[Information supplied Boundary: Start]
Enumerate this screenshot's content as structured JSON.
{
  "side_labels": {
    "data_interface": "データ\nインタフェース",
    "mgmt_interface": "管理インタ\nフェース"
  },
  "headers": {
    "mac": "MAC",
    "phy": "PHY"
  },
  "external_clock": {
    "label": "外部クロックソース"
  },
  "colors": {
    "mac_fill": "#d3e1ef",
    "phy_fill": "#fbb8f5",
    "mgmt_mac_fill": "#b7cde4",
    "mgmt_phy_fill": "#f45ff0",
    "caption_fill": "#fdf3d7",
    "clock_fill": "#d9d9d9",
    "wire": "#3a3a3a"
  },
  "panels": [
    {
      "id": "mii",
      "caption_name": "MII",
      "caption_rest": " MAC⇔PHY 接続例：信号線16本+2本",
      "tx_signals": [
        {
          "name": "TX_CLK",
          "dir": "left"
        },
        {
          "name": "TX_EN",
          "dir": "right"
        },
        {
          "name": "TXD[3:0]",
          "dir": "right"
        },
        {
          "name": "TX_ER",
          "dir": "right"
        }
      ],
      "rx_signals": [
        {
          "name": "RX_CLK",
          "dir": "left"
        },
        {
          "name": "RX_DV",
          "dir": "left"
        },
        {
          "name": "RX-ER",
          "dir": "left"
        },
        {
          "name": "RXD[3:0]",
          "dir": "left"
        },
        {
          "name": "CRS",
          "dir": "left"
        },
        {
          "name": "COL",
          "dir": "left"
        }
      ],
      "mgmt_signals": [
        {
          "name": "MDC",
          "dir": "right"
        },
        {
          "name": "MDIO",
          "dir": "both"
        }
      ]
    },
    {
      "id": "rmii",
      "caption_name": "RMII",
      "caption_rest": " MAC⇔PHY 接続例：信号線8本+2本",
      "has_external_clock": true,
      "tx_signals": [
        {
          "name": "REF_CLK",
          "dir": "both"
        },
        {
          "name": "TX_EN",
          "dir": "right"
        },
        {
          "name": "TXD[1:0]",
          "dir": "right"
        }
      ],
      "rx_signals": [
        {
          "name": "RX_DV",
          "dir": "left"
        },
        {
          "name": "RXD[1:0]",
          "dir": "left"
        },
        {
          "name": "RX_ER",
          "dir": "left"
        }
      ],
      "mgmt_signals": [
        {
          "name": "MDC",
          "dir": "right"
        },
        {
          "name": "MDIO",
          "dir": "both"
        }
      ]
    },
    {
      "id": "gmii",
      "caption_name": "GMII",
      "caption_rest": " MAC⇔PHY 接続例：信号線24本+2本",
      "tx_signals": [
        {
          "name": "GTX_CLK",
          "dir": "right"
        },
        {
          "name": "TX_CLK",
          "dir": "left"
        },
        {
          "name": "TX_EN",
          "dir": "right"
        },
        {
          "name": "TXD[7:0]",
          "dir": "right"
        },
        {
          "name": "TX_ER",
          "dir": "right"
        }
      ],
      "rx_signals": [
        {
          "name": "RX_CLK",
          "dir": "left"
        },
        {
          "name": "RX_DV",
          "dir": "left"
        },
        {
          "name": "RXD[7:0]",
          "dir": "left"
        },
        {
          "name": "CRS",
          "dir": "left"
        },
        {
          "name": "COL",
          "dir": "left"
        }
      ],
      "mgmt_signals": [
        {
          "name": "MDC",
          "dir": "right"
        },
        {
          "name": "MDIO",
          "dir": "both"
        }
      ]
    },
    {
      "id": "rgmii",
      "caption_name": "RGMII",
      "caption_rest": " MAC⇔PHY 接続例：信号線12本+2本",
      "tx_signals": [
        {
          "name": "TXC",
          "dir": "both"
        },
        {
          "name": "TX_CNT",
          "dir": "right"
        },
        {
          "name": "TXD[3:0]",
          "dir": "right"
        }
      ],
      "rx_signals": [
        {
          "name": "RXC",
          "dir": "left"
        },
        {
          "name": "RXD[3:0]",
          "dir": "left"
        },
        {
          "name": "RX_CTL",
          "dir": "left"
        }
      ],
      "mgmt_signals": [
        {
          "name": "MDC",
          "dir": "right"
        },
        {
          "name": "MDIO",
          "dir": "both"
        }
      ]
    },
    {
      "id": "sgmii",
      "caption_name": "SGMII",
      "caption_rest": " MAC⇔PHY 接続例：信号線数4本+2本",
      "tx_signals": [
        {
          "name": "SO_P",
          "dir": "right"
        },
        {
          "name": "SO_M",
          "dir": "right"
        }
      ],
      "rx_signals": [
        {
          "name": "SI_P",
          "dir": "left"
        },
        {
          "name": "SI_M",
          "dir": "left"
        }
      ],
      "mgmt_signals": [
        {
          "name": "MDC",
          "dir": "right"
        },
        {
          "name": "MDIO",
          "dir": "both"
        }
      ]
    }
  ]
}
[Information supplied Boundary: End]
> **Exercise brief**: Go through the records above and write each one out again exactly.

> **Answer section**:
Enumerate this screenshot's content as structured JSON.
{
  "side_labels": {
    "data_interface": "データ\nインタフェース",
    "mgmt_interface": "管理インタ\nフェース"
  },
  "headers": {
    "mac": "MAC",
    "phy": "PHY"
  },
  "external_clock": {
    "label": "外部クロックソース"
  },
  "colors": {
    "mac_fill": "#d3e1ef",
    "phy_fill": "#fbb8f5",
    "mgmt_mac_fill": "#b7cde4",
    "mgmt_phy_fill": "#f45ff0",
    "caption_fill": "#fdf3d7",
    "clock_fill": "#d9d9d9",
    "wire": "#3a3a3a"
  },
  "panels": [
    {
      "id": "mii",
      "caption_name": "MII",
      "caption_rest": " MAC⇔PHY 接続例：信号線16本+2本",
      "tx_signals": [
        {
          "name": "TX_CLK",
          "dir": "left"
        },
        {
          "name": "TX_EN",
          "dir": "right"
        },
        {
          "name": "TXD[3:0]",
          "dir": "right"
        },
        {
          "name": "TX_ER",
          "dir": "right"
        }
      ],
      "rx_signals": [
        {
          "name": "RX_CLK",
          "dir": "left"
        },
        {
          "name": "RX_DV",
          "dir": "left"
        },
        {
          "name": "RX-ER",
          "dir": "left"
        },
        {
          "name": "RXD[3:0]",
          "dir": "left"
        },
        {
          "name": "CRS",
          "dir": "left"
        },
        {
          "name": "COL",
          "dir": "left"
        }
      ],
      "mgmt_signals": [
        {
          "name": "MDC",
          "dir": "right"
        },
        {
          "name": "MDIO",
          "dir": "both"
        }
      ]
    },
    {
      "id": "rmii",
      "caption_name": "RMII",
      "caption_rest": " MAC⇔PHY 接続例：信号線8本+2本",
      "has_external_clock": true,
      "tx_signals": [
        {
          "name": "REF_CLK",
          "dir": "both"
        },
        {
          "name": "TX_EN",
          "dir": "right"
        },
        {
          "name": "TXD[1:0]",
          "dir": "right"
        }
      ],
      "rx_signals": [
        {
          "name": "RX_DV",
          "dir": "left"
        },
        {
          "name": "RXD[1:0]",
          "dir": "left"
        },
        {
          "name": "RX_ER",
          "dir": "left"
        }
      ],
      "mgmt_signals": [
        {
          "name": "MDC",
          "dir": "right"
        },
        {
          "name": "MDIO",
          "dir": "both"
        }
      ]
    },
    {
      "id": "gmii",
      "caption_name": "GMII",
      "caption_rest": " MAC⇔PHY 接続例：信号線24本+2本",
      "tx_signals": [
        {
          "name": "GTX_CLK",
          "dir": "right"
        },
        {
          "name": "TX_CLK",
          "dir": "left"
        },
        {
          "name": "TX_EN",
          "dir": "right"
        },
        {
          "name": "TXD[7:0]",
          "dir": "right"
        },
        {
          "name": "TX_ER",
          "dir": "right"
        }
      ],
      "rx_signals": [
        {
          "name": "RX_CLK",
          "dir": "left"
        },
        {
          "name": "RX_DV",
          "dir": "left"
        },
        {
          "name": "RXD[7:0]",
          "dir": "left"
        },
        {
          "name": "CRS",
          "dir": "left"
        },
        {
          "name": "COL",
          "dir": "left"
        }
      ],
      "mgmt_signals": [
        {
          "name": "MDC",
          "dir": "right"
        },
        {
          "name": "MDIO",
          "dir": "both"
        }
      ]
    },
    {
      "id": "rgmii",
      "caption_name": "RGMII",
      "caption_rest": " MAC⇔PHY 接続例：信号線12本+2本",
      "tx_signals": [
        {
          "name": "TXC",
          "dir": "both"
        },
        {
          "name": "TX_CNT",
          "dir": "right"
        },
        {
          "name": "TXD[3:0]",
          "dir": "right"
        }
      ],
      "rx_signals": [
        {
          "name": "RXC",
          "dir": "left"
        },
        {
          "name": "RXD[3:0]",
          "dir": "left"
        },
        {
          "name": "RX_CTL",
          "dir": "left"
        }
      ],
      "mgmt_signals": [
        {
          "name": "MDC",
          "dir": "right"
        },
        {
          "name": "MDIO",
          "dir": "both"
        }
      ]
    },
    {
      "id": "sgmii",
      "caption_name": "SGMII",
      "caption_rest": " MAC⇔PHY 接続例：信号線数4本+2本",
      "tx_signals": [
        {
          "name": "SO_P",
          "dir": "right"
        },
        {
          "name": "SO_M",
          "dir": "right"
        }
      ],
      "rx_signals": [
        {
          "name": "SI_P",
          "dir": "left"
        },
        {
          "name": "SI_M",
          "dir": "left"
        }
      ],
      "mgmt_signals": [
        {
          "name": "MDC",
          "dir": "right"
        },
        {
          "name": "MDIO",
          "dir": "both"
        }
      ]
    }
  ]
}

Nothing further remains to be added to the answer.